[TASK BRIEF]:
Nothing but the images is to be left out of your exact copy of the entries.

──────── MATERIAL TO PROCESS ────────

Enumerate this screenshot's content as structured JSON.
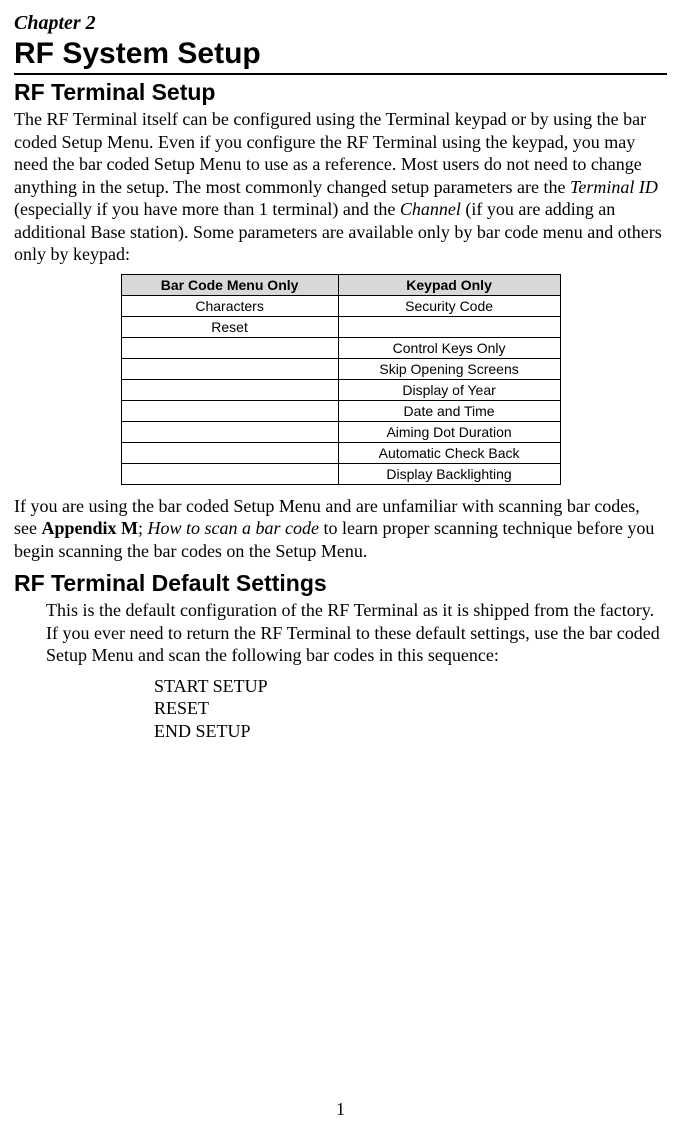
{
  "chapter": "Chapter 2",
  "title": "RF System Setup",
  "section1": "RF Terminal Setup",
  "intro": {
    "p1a": "The RF Terminal itself can be configured using the Terminal keypad or by using the bar coded Setup Menu. Even if you configure the RF Terminal using the keypad, you may need the bar coded Setup Menu to use as a reference.  Most users do not need to change anything in the setup. The most commonly changed setup parameters are the ",
    "p1_em1": "Terminal ID",
    "p1b": " (especially if you have more than 1 terminal) and the ",
    "p1_em2": "Channel",
    "p1c": " (if you are adding an additional Base station).  Some parameters are available only by bar code menu and others only by keypad:"
  },
  "table": {
    "h1": "Bar Code Menu Only",
    "h2": "Keypad Only",
    "rows": [
      {
        "c1": "Characters",
        "c2": "Security Code"
      },
      {
        "c1": "Reset",
        "c2": ""
      },
      {
        "c1": "",
        "c2": "Control Keys Only"
      },
      {
        "c1": "",
        "c2": "Skip Opening Screens"
      },
      {
        "c1": "",
        "c2": "Display of Year"
      },
      {
        "c1": "",
        "c2": "Date and Time"
      },
      {
        "c1": "",
        "c2": "Aiming Dot Duration"
      },
      {
        "c1": "",
        "c2": "Automatic Check Back"
      },
      {
        "c1": "",
        "c2": "Display Backlighting"
      }
    ]
  },
  "after_table": {
    "a": "If you are using the bar coded Setup Menu and are unfamiliar with scanning bar codes, see ",
    "bold": "Appendix M",
    "b": "; ",
    "em": "How to scan a bar code",
    "c": " to learn proper scanning technique before you begin scanning the bar codes on the Setup Menu."
  },
  "section2": "RF Terminal Default Settings",
  "defaults_para": "This is the default configuration of the RF Terminal as it is shipped from the factory.  If you ever need to return the RF Terminal to these default settings, use the bar coded Setup Menu and scan the following bar codes in this sequence:",
  "sequence": {
    "l1": "START SETUP",
    "l2": "RESET",
    "l3": "END SETUP"
  },
  "page_number": "1"
}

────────

[EXERCISE ANSWER]:
Enumerate this screenshot's content as structured JSON.
{
  "chapter": "Chapter 2",
  "title": "RF System Setup",
  "section1": "RF Terminal Setup",
  "intro": {
    "p1a": "The RF Terminal itself can be configured using the Terminal keypad or by using the bar coded Setup Menu. Even if you configure the RF Terminal using the keypad, you may need the bar coded Setup Menu to use as a reference.  Most users do not need to change anything in the setup. The most commonly changed setup parameters are the ",
    "p1_em1": "Terminal ID",
    "p1b": " (especially if you have more than 1 terminal) and the ",
    "p1_em2": "Channel",
    "p1c": " (if you are adding an additional Base station).  Some parameters are available only by bar code menu and others only by keypad:"
  },
  "table": {
    "h1": "Bar Code Menu Only",
    "h2": "Keypad Only",
    "rows": [
      {
        "c1": "Characters",
        "c2": "Security Code"
      },
      {
        "c1": "Reset",
        "c2": ""
      },
      {
        "c1": "",
        "c2": "Control Keys Only"
      },
      {
        "c1": "",
        "c2": "Skip Opening Screens"
      },
      {
        "c1": "",
        "c2": "Display of Year"
      },
      {
        "c1": "",
        "c2": "Date and Time"
      },
      {
        "c1": "",
        "c2": "Aiming Dot Duration"
      },
      {
        "c1": "",
        "c2": "Automatic Check Back"
      },
      {
        "c1": "",
        "c2": "Display Backlighting"
      }
    ]
  },
  "after_table": {
    "a": "If you are using the bar coded Setup Menu and are unfamiliar with scanning bar codes, see ",
    "bold": "Appendix M",
    "b": "; ",
    "em": "How to scan a bar code",
    "c": " to learn proper scanning technique before you begin scanning the bar codes on the Setup Menu."
  },
  "section2": "RF Terminal Default Settings",
  "defaults_para": "This is the default configuration of the RF Terminal as it is shipped from the factory.  If you ever need to return the RF Terminal to these default settings, use the bar coded Setup Menu and scan the following bar codes in this sequence:",
  "sequence": {
    "l1": "START SETUP",
    "l2": "RESET",
    "l3": "END SETUP"
  },
  "page_number": "1"
}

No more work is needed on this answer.